She flushed. What could Turner have said? He hadn’t resented her rebellion. As a matter of fact, his attitude had been a revelation to her – or was he merely keeping up appearances? Kane sighed. She had not heard his last remark.
Carson hadn’t appeared, and as the dance progressed Carolyn had become more and more worried. he was so reckless, and so much like his father he would not be forced into a situation.
Bob, too, had been watching. The sight of his parents evidently engrossed in each other did something to him. Where was Carson, and what was he up to? Slipping away, he was going down the steps of the building when June, beside him, spoke.
“Are you leaving?”
“June. Go back.”
“No. I am going with you. I could see by your face something was wrong. Please.”

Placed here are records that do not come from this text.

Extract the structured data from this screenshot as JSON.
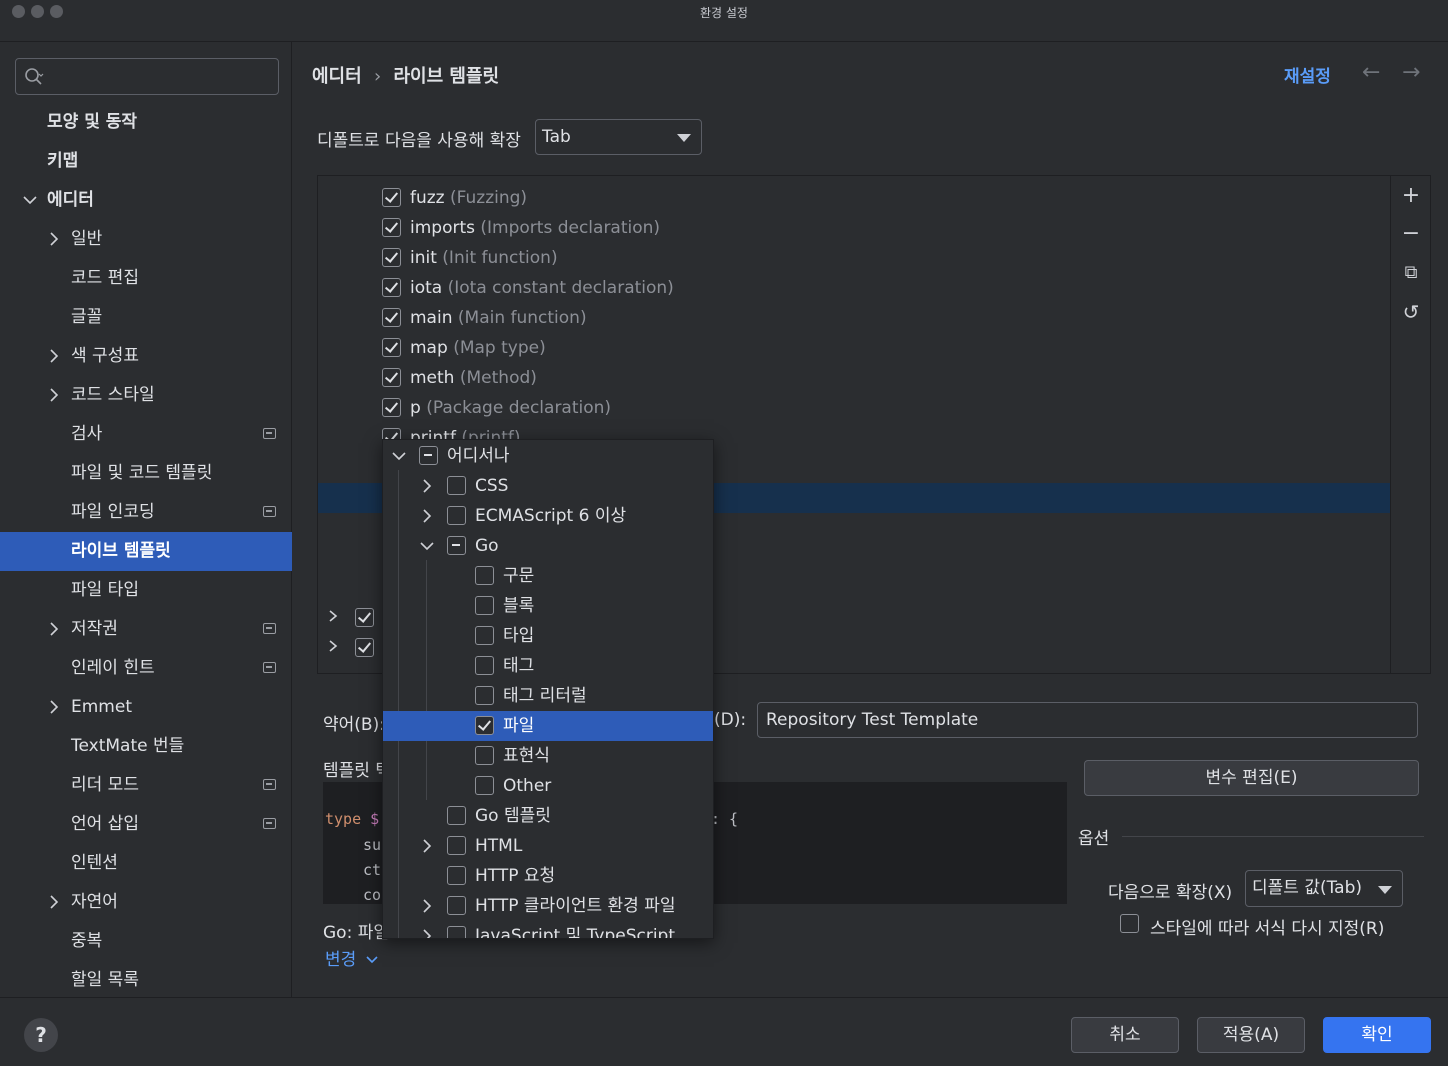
{
  "window": {
    "title": "환경 설정"
  },
  "sidebar": {
    "search_placeholder": "",
    "items": [
      {
        "label": "모양 및 동작",
        "level": 0,
        "bold": true,
        "chevron": "",
        "badge": false
      },
      {
        "label": "키맵",
        "level": 0,
        "bold": true,
        "chevron": "",
        "badge": false
      },
      {
        "label": "에디터",
        "level": 0,
        "bold": true,
        "chevron": "down",
        "badge": false
      },
      {
        "label": "일반",
        "level": 1,
        "chevron": "right",
        "badge": false
      },
      {
        "label": "코드 편집",
        "level": 1,
        "chevron": "",
        "badge": false
      },
      {
        "label": "글꼴",
        "level": 1,
        "chevron": "",
        "badge": false
      },
      {
        "label": "색 구성표",
        "level": 1,
        "chevron": "right",
        "badge": false
      },
      {
        "label": "코드 스타일",
        "level": 1,
        "chevron": "right",
        "badge": false
      },
      {
        "label": "검사",
        "level": 1,
        "chevron": "",
        "badge": true
      },
      {
        "label": "파일 및 코드 템플릿",
        "level": 1,
        "chevron": "",
        "badge": false
      },
      {
        "label": "파일 인코딩",
        "level": 1,
        "chevron": "",
        "badge": true
      },
      {
        "label": "라이브 템플릿",
        "level": 1,
        "chevron": "",
        "badge": false,
        "selected": true
      },
      {
        "label": "파일 타입",
        "level": 1,
        "chevron": "",
        "badge": false
      },
      {
        "label": "저작권",
        "level": 1,
        "chevron": "right",
        "badge": true
      },
      {
        "label": "인레이 힌트",
        "level": 1,
        "chevron": "",
        "badge": true
      },
      {
        "label": "Emmet",
        "level": 1,
        "chevron": "right",
        "badge": false
      },
      {
        "label": "TextMate 번들",
        "level": 1,
        "chevron": "",
        "badge": false
      },
      {
        "label": "리더 모드",
        "level": 1,
        "chevron": "",
        "badge": true
      },
      {
        "label": "언어 삽입",
        "level": 1,
        "chevron": "",
        "badge": true
      },
      {
        "label": "인텐션",
        "level": 1,
        "chevron": "",
        "badge": false
      },
      {
        "label": "자연어",
        "level": 1,
        "chevron": "right",
        "badge": false
      },
      {
        "label": "중복",
        "level": 1,
        "chevron": "",
        "badge": false
      },
      {
        "label": "할일 목록",
        "level": 1,
        "chevron": "",
        "badge": false
      }
    ]
  },
  "header": {
    "breadcrumb": [
      "에디터",
      "라이브 템플릿"
    ],
    "breadcrumb_sep": "›",
    "reset_label": "재설정",
    "back_arrow": "←",
    "forward_arrow": "→"
  },
  "expand": {
    "label": "디폴트로 다음을 사용해 확장",
    "value": "Tab"
  },
  "templates": [
    {
      "name": "fuzz",
      "desc": "(Fuzzing)",
      "checked": true
    },
    {
      "name": "imports",
      "desc": "(Imports declaration)",
      "checked": true
    },
    {
      "name": "init",
      "desc": "(Init function)",
      "checked": true
    },
    {
      "name": "iota",
      "desc": "(Iota constant declaration)",
      "checked": true
    },
    {
      "name": "main",
      "desc": "(Main function)",
      "checked": true
    },
    {
      "name": "map",
      "desc": "(Map type)",
      "checked": true
    },
    {
      "name": "meth",
      "desc": "(Method)",
      "checked": true
    },
    {
      "name": "p",
      "desc": "(Package declaration)",
      "checked": true
    },
    {
      "name": "printf",
      "desc": "(printf)",
      "checked": true
    }
  ],
  "toolbar": {
    "add_icon": "+",
    "remove_icon": "−",
    "copy_icon": "⧉",
    "undo_icon": "↺"
  },
  "form": {
    "abbrev_label": "약어(B):",
    "desc_label": "(D):",
    "desc_value": "Repository Test Template",
    "template_text_label": "템플릿 텍",
    "edit_vars_label": "변수 편집(E)",
    "context_label": "Go: 파일",
    "change_label": "변경",
    "code": {
      "line1_kw": "type",
      "line1_var": "$",
      "line1_tail": ": {",
      "line2": "su",
      "line3": "ct",
      "line4": "co"
    }
  },
  "options": {
    "title": "옵션",
    "expand_with_label": "다음으로 확장(X)",
    "expand_with_value": "디폴트 값(Tab)",
    "reformat_label": "스타일에 따라 서식 다시 지정(R)",
    "reformat_checked": false
  },
  "context_popup": {
    "items": [
      {
        "label": "어디서나",
        "indent": 0,
        "chevron": "down",
        "state": "partial"
      },
      {
        "label": "CSS",
        "indent": 1,
        "chevron": "right",
        "state": "off"
      },
      {
        "label": "ECMAScript 6 이상",
        "indent": 1,
        "chevron": "right",
        "state": "off"
      },
      {
        "label": "Go",
        "indent": 1,
        "chevron": "down",
        "state": "partial"
      },
      {
        "label": "구문",
        "indent": 2,
        "chevron": "",
        "state": "off"
      },
      {
        "label": "블록",
        "indent": 2,
        "chevron": "",
        "state": "off"
      },
      {
        "label": "타입",
        "indent": 2,
        "chevron": "",
        "state": "off"
      },
      {
        "label": "태그",
        "indent": 2,
        "chevron": "",
        "state": "off"
      },
      {
        "label": "태그 리터럴",
        "indent": 2,
        "chevron": "",
        "state": "off"
      },
      {
        "label": "파일",
        "indent": 2,
        "chevron": "",
        "state": "on",
        "selected": true
      },
      {
        "label": "표현식",
        "indent": 2,
        "chevron": "",
        "state": "off"
      },
      {
        "label": "Other",
        "indent": 2,
        "chevron": "",
        "state": "off"
      },
      {
        "label": "Go 템플릿",
        "indent": 1,
        "chevron": "",
        "state": "off"
      },
      {
        "label": "HTML",
        "indent": 1,
        "chevron": "right",
        "state": "off"
      },
      {
        "label": "HTTP 요청",
        "indent": 1,
        "chevron": "",
        "state": "off"
      },
      {
        "label": "HTTP 클라이언트 환경 파일",
        "indent": 1,
        "chevron": "right",
        "state": "off"
      },
      {
        "label": "JavaScript 및 TypeScript",
        "indent": 1,
        "chevron": "right",
        "state": "off"
      }
    ]
  },
  "footer": {
    "help_label": "?",
    "cancel_label": "취소",
    "apply_label": "적용(A)",
    "ok_label": "확인"
  }
}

For a moment he hesitated. He did not want her along, but he could not resist. “Come.” He took her arm and guided her through the maze of cars to his father’s. He had a key. Getting in he swung it about carefully, but once on the highway he drove it swiftly toward home.
“May I ask where we are going?”
“I am looking for Carson,” he said simply. But Carson was not at home. Nor was he at Semple’s. nor was Garden home. They must have gone some place together. Before turning the car back toward the ward house, eh stopped. June, watching his face anxiously, was worried. She touched his arm.
“Can you tell me?”
The words recalled him. he looked down, and everything left him except the fact of her presence.
“You darl…,” his arms were about her before he remembered. Then they dropped, lifelessly. He started the car.
Driving home Turner said, “It seems you had a good time. I – I liked your dress.”
“I did have a good time.” Then, “You were lovely to me, Turner,” came to her thoughts. She tried to voice it aloud, but the habit of restraint was too strong. Instead, she said, “I wish I knew why Carson wasn’t there.”
“He needs some temper pounded out of him.”
For a mile she did not answer, then she began hesitantly, “You can’t pound anything out of him. Counsel and advice might work better.”
She expected an angry retort. Instead, he said wearily. “That is true. If parents controlled themselves they would have no trouble with children.”
She looked up quickly, but his glance was on the road ahead. Time and again the words and the inflection of his voice came back to her in the days that were to come.
When they went up the walk to the house, he opened the door and waited for her to enter. As she put away her things, she grew a little cold with anticipation; but without a good night he went to his own room and closed the door.